If you’ve ever lived in, worked in, or even commuted to downtown Atlanta, you’re most likely aware of the “slow creep” that is Atlanta traffic.
According to thelatest findings by the Texas A&M Transportation Institute, Atlanta traffic was ranked as the 12th worst in the country. Optimistic readers may consider the fact that, albeit somewhat shameful,Atlanta traffic could bemuch worse. Below is a list of the top 12 cities with the worst traffic:
1. New York, NY
2. Los Angeles, CA
3. Chicago, IL
4. Washington DC
5. Houston, TX
6. Miami, FL
7. Dallas, TX
8. Philadelphia, PA
9. Phoenix, AZ
10. Detroit, MI
11. Boston, MA
12. Atlanta, GA
Cities were rated based on the amount of congestion, travel delay, excess fuel consumed, and congestion cost. For example, the average travel time for Atlanta residents is 1.24 hours. The list is part of an “Urban Mobility study”1 that includes an analysis on the future of congestion and how it can be relieved in large cities such as New York, Atlanta, or Miami. The study believes that the following efforts can be made to relieve traffic congestion:

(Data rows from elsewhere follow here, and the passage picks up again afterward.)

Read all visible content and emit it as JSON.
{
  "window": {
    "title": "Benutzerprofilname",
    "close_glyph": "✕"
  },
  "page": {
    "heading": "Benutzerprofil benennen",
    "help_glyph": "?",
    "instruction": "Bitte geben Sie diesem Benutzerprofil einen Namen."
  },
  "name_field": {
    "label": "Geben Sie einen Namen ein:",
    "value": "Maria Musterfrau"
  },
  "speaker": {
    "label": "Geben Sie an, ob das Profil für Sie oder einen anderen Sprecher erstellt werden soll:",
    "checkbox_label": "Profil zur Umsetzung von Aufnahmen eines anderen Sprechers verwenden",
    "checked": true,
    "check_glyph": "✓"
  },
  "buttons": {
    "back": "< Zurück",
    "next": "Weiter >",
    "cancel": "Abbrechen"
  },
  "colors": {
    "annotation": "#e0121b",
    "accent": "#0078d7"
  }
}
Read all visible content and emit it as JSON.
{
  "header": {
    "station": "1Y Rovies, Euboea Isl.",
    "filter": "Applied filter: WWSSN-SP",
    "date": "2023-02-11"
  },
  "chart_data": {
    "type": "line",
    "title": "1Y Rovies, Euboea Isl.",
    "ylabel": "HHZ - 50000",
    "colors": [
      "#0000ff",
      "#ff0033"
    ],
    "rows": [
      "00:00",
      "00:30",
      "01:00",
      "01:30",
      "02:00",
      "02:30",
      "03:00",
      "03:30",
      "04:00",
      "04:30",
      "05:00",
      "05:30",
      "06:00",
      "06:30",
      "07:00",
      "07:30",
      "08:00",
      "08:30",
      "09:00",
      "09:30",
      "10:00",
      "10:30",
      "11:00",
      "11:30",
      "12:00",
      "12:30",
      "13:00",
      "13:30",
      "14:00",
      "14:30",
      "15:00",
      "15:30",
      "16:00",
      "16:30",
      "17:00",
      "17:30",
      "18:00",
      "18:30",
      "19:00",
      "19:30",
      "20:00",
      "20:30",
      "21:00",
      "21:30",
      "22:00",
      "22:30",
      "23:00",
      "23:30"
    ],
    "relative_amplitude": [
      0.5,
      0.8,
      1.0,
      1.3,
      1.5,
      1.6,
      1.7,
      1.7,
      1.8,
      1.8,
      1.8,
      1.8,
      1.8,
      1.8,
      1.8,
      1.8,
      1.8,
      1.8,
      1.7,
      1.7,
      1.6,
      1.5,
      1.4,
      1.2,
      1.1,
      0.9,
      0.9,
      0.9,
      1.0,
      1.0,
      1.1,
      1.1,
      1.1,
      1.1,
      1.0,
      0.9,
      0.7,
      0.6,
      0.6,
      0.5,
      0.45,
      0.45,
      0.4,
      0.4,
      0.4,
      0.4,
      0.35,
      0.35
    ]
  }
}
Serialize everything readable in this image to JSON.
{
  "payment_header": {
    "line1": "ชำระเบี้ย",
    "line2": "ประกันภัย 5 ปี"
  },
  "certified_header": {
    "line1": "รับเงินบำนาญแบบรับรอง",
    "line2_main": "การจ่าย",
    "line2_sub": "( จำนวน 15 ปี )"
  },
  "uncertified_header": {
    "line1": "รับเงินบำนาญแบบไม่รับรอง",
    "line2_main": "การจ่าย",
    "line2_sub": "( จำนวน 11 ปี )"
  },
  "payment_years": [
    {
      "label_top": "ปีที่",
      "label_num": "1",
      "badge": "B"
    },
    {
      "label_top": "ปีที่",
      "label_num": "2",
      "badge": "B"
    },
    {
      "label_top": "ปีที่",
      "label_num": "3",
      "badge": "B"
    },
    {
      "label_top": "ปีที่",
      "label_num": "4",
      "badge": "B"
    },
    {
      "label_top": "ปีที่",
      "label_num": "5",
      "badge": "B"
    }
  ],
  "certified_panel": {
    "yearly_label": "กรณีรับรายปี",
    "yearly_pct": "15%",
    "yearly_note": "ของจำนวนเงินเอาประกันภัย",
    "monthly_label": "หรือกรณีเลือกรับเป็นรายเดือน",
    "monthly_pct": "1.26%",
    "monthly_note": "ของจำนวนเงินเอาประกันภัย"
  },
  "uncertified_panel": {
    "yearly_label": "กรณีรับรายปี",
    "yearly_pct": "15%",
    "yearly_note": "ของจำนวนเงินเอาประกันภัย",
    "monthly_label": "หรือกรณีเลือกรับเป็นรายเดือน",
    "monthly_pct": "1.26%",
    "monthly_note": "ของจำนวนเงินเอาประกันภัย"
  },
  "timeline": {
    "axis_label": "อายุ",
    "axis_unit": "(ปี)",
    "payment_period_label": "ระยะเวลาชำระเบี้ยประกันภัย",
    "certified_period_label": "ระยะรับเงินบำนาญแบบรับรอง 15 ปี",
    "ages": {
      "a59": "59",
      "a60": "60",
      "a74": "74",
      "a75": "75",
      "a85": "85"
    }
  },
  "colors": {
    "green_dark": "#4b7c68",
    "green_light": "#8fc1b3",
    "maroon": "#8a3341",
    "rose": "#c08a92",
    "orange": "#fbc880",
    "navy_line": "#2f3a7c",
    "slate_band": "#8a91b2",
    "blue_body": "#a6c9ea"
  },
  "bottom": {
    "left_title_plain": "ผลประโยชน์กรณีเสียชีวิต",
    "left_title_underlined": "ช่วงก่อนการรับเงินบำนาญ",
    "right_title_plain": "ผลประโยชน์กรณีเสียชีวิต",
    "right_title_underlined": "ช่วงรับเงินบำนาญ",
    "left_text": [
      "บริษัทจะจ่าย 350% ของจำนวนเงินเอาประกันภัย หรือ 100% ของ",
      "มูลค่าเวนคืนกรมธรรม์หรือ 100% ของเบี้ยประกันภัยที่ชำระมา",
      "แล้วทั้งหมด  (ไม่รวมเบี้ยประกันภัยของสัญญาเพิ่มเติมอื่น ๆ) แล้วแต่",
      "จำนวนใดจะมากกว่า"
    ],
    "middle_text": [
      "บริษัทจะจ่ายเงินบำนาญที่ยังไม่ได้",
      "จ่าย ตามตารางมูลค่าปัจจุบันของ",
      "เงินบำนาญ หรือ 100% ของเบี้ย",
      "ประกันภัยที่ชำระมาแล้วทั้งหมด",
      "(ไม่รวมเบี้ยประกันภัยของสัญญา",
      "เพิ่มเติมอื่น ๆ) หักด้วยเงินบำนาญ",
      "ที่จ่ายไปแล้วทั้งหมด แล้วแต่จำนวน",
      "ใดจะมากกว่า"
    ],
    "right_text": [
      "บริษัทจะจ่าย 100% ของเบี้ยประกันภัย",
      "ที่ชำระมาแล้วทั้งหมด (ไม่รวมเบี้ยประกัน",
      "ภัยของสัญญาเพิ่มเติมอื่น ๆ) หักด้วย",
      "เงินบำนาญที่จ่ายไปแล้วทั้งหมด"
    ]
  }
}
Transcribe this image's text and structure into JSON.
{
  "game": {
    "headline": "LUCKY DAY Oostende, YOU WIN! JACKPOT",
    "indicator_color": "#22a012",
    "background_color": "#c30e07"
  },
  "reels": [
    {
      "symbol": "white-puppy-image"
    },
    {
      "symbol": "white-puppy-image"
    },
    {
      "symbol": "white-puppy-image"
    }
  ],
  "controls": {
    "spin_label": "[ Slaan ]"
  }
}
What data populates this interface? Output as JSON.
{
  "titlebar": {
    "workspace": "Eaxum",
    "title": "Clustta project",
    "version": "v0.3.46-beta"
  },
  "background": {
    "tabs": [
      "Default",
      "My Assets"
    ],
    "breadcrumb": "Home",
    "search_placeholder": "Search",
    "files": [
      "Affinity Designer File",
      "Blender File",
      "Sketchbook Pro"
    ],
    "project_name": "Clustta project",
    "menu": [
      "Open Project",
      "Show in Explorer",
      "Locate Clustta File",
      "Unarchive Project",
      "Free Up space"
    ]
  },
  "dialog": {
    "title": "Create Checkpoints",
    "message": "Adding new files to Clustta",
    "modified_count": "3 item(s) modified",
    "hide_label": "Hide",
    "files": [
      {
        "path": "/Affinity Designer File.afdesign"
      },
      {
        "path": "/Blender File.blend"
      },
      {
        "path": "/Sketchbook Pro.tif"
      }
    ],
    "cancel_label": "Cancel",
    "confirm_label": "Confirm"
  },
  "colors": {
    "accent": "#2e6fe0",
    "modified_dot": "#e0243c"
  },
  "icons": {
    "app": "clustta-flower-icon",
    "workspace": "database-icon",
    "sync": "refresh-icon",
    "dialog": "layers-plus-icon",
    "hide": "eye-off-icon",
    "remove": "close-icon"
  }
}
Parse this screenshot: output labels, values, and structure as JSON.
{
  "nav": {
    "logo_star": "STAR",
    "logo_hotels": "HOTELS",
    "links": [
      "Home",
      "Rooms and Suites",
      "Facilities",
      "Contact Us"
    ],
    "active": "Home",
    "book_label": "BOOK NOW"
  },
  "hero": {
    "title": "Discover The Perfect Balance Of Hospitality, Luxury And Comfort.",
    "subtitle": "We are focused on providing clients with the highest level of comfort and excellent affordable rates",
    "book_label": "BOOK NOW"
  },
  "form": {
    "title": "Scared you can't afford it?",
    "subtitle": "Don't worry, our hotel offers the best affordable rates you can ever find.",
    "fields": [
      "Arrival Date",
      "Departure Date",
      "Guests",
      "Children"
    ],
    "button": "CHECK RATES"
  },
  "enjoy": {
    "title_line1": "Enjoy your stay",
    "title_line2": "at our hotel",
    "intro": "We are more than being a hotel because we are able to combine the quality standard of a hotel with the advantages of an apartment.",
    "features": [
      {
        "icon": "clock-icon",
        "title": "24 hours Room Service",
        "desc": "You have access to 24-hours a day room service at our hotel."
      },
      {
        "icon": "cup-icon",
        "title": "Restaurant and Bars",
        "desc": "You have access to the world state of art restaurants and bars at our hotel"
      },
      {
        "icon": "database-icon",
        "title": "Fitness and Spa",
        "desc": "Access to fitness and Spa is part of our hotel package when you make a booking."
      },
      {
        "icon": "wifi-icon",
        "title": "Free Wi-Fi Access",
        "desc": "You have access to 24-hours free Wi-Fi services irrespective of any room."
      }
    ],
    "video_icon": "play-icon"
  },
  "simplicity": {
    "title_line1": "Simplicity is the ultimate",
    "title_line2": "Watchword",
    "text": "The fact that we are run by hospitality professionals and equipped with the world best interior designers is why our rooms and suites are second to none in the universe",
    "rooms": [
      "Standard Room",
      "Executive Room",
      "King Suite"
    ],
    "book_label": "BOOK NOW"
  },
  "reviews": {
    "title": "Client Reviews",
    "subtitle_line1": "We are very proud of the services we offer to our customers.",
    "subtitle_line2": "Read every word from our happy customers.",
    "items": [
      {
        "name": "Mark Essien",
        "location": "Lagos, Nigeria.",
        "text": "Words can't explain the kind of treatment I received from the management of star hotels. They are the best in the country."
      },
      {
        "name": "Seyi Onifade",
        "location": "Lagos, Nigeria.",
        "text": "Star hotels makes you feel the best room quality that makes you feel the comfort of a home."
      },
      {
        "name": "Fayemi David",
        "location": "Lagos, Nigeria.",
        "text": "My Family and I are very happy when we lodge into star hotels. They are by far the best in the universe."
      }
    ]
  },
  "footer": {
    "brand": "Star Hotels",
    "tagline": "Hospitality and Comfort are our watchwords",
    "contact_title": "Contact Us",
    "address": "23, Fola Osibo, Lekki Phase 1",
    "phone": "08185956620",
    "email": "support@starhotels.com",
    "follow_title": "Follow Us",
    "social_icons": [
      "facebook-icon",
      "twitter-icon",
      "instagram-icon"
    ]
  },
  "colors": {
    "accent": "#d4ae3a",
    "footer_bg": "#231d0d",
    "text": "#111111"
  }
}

- Make travel safer and more reliable.
Examples of more reliable transportation include improved intersection design, timing of traffic signals, and speeding up the removal of crashed vehicles on busy roadways.
- Add more infrastructure.
This is well-known to Atlanta: Experts are calling for expanded (and improved) public transportation facilities, advancements in vehicle technology, and expanded highway lanes.
- Provide more choices.
Choices include different travel routes, lanes, or tolls that allow travelers to customize their travel plans away from 75/85.
- Change the usage patterns.
It’s true–long commutes can affect your professional life, too. This category includes flexible work hours, electronic communication systems that can be controlled remotely, and solutions that avoid travel during typical rush hours. According to the study, strategies that allow for varying combinations of work hours often lead to lower recruiting and training costs. They also save on parking space and staff turnover.
- Diversity development patterns.
These development patterns usually relate to land development, education, and transit. In short: Build quality education, sought-after real estate, and entertainment venues in areas that are not overly dense and thus do not negatively impact local transit.
- Maintain realistic expectations.
It’s not naive to assume large urban cities will be congested. Congestion is and will be expected–the goal is to keep it from becoming an all-day event.